Being able to play an instrument well doesn’t happen overnight. Polishing this ability involves a great deal of patience, time, passion, skill, discipline, and most importantly, practice. Although the training process can be quite complex for any individual, the reward in the end is like no other. Overcoming musical challenges that you thought you’d never quite master can give you a great sense of pride. When you first start learning how to play an instrument, it seems like just holding a note for a couple beats or hitting a high pitch is an amazing accomplishment. Many small successes will eventually breed long term, innate self-confidence. Completing a practiced piece and hearing the applause, children are filled with a sense of achievement and learn that even the most difficult tasks are possible. This prepares them for life by providing a sense of confidence that enables them to tackle any and all difficult tasks head-first.
4. STUDYING MUSIC CAN HELP ACCOMPLISH SHORT AND LONGTERM GOALS
Setting goals is crucial to making progress in anything that we pursue in life. Many times others set goals for us including our parents, teachers, bosses, coaches, government or peers. Goal-setting is an important part of day-to-day living, and it is the first step toward achieving a sense of accomplishment. Proficiency on an instrument is a long-term goal achieved over a period of many years. In order to accomplish this goal, the music teacher and student must set and accomplish short-term goals that will ultimately lead to long-term achievement. One of the greatest rewards of being a music teacher is to help young students become top-notch musicians and performers over the course of their elementary through high school years. Some students go on to pursue music as a career path and others go on to pursue other passions. Whatever their pursuits, taking music lessons will have taught them how to make progress towards their dreams.
5. STUDYING MUSIC CAN FOSTER SELF EXPRESSION AND CREATIVITY
Stuck in everyday routine lives, many of us lose touch with our creative side. Learning to play a musical instrument, especially when you reach advanced levels, can foster that lost creativity. The same is true for your children, since music education plays on your mental, emotional and cognitive abilities, the brain is stimulated to think out of the ordinary, which results in improved creativity. The world’s greatest leaders, innovators and inventors have something in common – creativity. Making music naturally elicits self-expression and creativity, and the ability for students to express themselves with confidence and creativity opens up incredible doors of opportunity. As you think about which extracurricular activities to choose for your kids, consider the true benefits of your investment. We all want our children to live life to the fullest and to experience great happiness as they follow their dreams. Sometimes, they need a little guidance from us. We invest in our kids' futures by giving them opportunities such as music lessons. Taking music lessons cultivates qualities that lead to lifetime success. Make learning a music instrument a priority in your home and encourage your kids every step of the way.
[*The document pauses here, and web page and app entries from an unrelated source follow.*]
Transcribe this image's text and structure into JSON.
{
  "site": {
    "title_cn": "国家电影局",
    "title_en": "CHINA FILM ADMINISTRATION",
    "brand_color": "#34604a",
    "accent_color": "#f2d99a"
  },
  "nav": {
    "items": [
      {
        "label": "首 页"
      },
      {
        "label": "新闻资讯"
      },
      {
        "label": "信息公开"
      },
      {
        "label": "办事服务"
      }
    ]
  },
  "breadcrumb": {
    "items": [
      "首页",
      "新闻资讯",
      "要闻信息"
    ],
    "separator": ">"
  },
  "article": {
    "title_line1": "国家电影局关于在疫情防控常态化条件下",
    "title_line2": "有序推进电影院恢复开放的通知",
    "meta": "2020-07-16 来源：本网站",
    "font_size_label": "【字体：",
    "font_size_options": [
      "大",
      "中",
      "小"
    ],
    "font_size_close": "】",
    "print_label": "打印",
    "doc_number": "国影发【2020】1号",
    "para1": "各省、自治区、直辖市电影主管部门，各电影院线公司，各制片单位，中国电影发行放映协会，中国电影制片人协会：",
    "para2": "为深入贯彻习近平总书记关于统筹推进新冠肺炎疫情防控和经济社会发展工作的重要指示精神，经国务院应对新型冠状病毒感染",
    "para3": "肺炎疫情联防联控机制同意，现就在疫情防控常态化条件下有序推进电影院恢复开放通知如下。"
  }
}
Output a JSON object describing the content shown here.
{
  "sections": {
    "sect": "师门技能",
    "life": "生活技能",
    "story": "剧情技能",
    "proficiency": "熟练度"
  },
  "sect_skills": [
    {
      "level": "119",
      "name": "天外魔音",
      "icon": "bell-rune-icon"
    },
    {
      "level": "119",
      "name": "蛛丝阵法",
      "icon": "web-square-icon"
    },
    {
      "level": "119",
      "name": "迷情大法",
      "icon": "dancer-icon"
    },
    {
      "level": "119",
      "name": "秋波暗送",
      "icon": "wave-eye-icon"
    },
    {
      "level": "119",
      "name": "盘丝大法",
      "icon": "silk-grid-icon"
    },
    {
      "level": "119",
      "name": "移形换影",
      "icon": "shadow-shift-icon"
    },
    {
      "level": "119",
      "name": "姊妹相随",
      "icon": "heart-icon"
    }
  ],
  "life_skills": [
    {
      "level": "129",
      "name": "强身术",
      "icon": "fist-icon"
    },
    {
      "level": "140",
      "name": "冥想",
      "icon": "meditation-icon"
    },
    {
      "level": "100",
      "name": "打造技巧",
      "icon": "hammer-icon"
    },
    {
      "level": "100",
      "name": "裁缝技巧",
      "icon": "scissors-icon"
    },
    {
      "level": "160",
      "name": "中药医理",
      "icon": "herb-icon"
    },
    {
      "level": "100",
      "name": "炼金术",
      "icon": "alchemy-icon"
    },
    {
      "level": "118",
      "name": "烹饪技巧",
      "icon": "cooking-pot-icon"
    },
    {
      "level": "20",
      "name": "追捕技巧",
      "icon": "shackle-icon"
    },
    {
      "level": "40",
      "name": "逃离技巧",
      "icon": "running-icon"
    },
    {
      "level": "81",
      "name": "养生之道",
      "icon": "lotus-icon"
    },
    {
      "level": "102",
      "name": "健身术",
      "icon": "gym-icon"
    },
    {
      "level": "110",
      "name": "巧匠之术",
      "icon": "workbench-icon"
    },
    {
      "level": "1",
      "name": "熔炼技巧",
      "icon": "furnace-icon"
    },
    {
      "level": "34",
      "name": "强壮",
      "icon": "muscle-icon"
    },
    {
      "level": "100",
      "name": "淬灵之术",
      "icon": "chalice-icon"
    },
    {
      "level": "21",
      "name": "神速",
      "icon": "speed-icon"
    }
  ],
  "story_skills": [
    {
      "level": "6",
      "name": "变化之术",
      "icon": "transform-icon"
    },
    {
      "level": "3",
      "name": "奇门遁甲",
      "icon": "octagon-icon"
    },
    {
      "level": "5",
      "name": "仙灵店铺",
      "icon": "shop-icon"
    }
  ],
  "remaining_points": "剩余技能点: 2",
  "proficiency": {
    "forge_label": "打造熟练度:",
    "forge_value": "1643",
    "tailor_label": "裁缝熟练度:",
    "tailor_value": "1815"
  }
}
The list can truly go on. As a private music educator I have had the pleasure of seeing so many student’s lives transformed for the better because of music. At the end of the day that is what teaching is all about, making a difference in a child’s life!! If you want to see a difference in your child’s self confidence, behavior, and academic performance, you might want to consider music lessons.
PS. If you would like to see how music lessons can help all the difference for your child book your consultation today!